(Page and application data records)
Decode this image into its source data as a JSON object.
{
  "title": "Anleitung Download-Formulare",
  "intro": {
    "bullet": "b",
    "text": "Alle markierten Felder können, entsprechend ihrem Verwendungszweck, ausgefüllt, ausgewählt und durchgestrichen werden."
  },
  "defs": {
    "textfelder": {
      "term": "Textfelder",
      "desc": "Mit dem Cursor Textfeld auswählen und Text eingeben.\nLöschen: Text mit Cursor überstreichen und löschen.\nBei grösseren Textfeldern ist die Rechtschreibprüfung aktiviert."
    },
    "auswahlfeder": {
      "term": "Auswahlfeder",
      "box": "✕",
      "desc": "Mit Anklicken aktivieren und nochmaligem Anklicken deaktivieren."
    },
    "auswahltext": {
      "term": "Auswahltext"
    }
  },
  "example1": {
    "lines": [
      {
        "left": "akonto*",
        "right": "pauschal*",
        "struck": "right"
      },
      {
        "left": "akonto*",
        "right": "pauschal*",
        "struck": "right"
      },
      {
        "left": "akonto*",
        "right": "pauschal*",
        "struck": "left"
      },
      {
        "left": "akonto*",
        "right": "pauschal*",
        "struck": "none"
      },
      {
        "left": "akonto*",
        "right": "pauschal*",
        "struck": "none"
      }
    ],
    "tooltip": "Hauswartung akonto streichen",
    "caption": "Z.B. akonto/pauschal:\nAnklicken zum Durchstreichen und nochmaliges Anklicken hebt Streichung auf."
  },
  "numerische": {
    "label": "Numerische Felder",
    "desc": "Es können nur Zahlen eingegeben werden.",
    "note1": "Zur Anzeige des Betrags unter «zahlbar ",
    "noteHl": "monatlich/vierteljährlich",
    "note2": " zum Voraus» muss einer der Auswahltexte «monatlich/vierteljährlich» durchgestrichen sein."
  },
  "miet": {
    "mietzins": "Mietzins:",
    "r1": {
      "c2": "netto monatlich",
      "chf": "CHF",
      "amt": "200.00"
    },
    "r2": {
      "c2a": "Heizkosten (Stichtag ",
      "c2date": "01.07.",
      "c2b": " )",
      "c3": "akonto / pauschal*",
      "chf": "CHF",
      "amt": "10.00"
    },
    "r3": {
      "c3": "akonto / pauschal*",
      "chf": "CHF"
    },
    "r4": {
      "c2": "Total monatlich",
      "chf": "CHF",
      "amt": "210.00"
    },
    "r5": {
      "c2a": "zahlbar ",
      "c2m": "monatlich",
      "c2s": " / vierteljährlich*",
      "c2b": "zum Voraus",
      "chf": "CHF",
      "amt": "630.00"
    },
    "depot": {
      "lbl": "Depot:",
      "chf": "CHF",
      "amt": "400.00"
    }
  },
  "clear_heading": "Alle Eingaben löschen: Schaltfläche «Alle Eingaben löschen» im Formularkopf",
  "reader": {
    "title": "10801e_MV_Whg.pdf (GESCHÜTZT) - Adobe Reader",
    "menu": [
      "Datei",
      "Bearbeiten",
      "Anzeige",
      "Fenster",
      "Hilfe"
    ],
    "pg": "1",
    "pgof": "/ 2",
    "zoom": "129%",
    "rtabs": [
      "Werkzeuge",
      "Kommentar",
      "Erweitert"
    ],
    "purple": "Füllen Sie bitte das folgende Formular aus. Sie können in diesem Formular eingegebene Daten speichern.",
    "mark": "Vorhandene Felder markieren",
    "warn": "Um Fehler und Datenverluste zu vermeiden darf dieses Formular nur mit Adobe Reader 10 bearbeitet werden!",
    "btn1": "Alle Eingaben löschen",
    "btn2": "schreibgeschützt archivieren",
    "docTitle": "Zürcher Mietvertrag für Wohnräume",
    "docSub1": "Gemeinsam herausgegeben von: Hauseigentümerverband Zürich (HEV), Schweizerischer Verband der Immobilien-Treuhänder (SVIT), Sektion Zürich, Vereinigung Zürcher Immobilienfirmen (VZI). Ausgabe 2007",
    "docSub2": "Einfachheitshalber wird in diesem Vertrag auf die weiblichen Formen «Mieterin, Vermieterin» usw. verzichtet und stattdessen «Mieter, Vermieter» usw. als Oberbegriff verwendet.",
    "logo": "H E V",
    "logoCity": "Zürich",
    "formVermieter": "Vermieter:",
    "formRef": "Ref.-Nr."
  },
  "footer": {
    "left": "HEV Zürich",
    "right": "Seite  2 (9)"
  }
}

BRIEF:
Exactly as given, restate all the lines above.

ANSWER FOR THE TASK:
Decode this image into its source data as a JSON object.
{
  "title": "Anleitung Download-Formulare",
  "intro": {
    "bullet": "b",
    "text": "Alle markierten Felder können, entsprechend ihrem Verwendungszweck, ausgefüllt, ausgewählt und durchgestrichen werden."
  },
  "defs": {
    "textfelder": {
      "term": "Textfelder",
      "desc": "Mit dem Cursor Textfeld auswählen und Text eingeben.\nLöschen: Text mit Cursor überstreichen und löschen.\nBei grösseren Textfeldern ist die Rechtschreibprüfung aktiviert."
    },
    "auswahlfeder": {
      "term": "Auswahlfeder",
      "box": "✕",
      "desc": "Mit Anklicken aktivieren und nochmaligem Anklicken deaktivieren."
    },
    "auswahltext": {
      "term": "Auswahltext"
    }
  },
  "example1": {
    "lines": [
      {
        "left": "akonto*",
        "right": "pauschal*",
        "struck": "right"
      },
      {
        "left": "akonto*",
        "right": "pauschal*",
        "struck": "right"
      },
      {
        "left": "akonto*",
        "right": "pauschal*",
        "struck": "left"
      },
      {
        "left": "akonto*",
        "right": "pauschal*",
        "struck": "none"
      },
      {
        "left": "akonto*",
        "right": "pauschal*",
        "struck": "none"
      }
    ],
    "tooltip": "Hauswartung akonto streichen",
    "caption": "Z.B. akonto/pauschal:\nAnklicken zum Durchstreichen und nochmaliges Anklicken hebt Streichung auf."
  },
  "numerische": {
    "label": "Numerische Felder",
    "desc": "Es können nur Zahlen eingegeben werden.",
    "note1": "Zur Anzeige des Betrags unter «zahlbar ",
    "noteHl": "monatlich/vierteljährlich",
    "note2": " zum Voraus» muss einer der Auswahltexte «monatlich/vierteljährlich» durchgestrichen sein."
  },
  "miet": {
    "mietzins": "Mietzins:",
    "r1": {
      "c2": "netto monatlich",
      "chf": "CHF",
      "amt": "200.00"
    },
    "r2": {
      "c2a": "Heizkosten (Stichtag ",
      "c2date": "01.07.",
      "c2b": " )",
      "c3": "akonto / pauschal*",
      "chf": "CHF",
      "amt": "10.00"
    },
    "r3": {
      "c3": "akonto / pauschal*",
      "chf": "CHF"
    },
    "r4": {
      "c2": "Total monatlich",
      "chf": "CHF",
      "amt": "210.00"
    },
    "r5": {
      "c2a": "zahlbar ",
      "c2m": "monatlich",
      "c2s": " / vierteljährlich*",
      "c2b": "zum Voraus",
      "chf": "CHF",
      "amt": "630.00"
    },
    "depot": {
      "lbl": "Depot:",
      "chf": "CHF",
      "amt": "400.00"
    }
  },
  "clear_heading": "Alle Eingaben löschen: Schaltfläche «Alle Eingaben löschen» im Formularkopf",
  "reader": {
    "title": "10801e_MV_Whg.pdf (GESCHÜTZT) - Adobe Reader",
    "menu": [
      "Datei",
      "Bearbeiten",
      "Anzeige",
      "Fenster",
      "Hilfe"
    ],
    "pg": "1",
    "pgof": "/ 2",
    "zoom": "129%",
    "rtabs": [
      "Werkzeuge",
      "Kommentar",
      "Erweitert"
    ],
    "purple": "Füllen Sie bitte das folgende Formular aus. Sie können in diesem Formular eingegebene Daten speichern.",
    "mark": "Vorhandene Felder markieren",
    "warn": "Um Fehler und Datenverluste zu vermeiden darf dieses Formular nur mit Adobe Reader 10 bearbeitet werden!",
    "btn1": "Alle Eingaben löschen",
    "btn2": "schreibgeschützt archivieren",
    "docTitle": "Zürcher Mietvertrag für Wohnräume",
    "docSub1": "Gemeinsam herausgegeben von: Hauseigentümerverband Zürich (HEV), Schweizerischer Verband der Immobilien-Treuhänder (SVIT), Sektion Zürich, Vereinigung Zürcher Immobilienfirmen (VZI). Ausgabe 2007",
    "docSub2": "Einfachheitshalber wird in diesem Vertrag auf die weiblichen Formen «Mieterin, Vermieterin» usw. verzichtet und stattdessen «Mieter, Vermieter» usw. als Oberbegriff verwendet.",
    "logo": "H E V",
    "logoCity": "Zürich",
    "formVermieter": "Vermieter:",
    "formRef": "Ref.-Nr."
  },
  "footer": {
    "left": "HEV Zürich",
    "right": "Seite  2 (9)"
  }
}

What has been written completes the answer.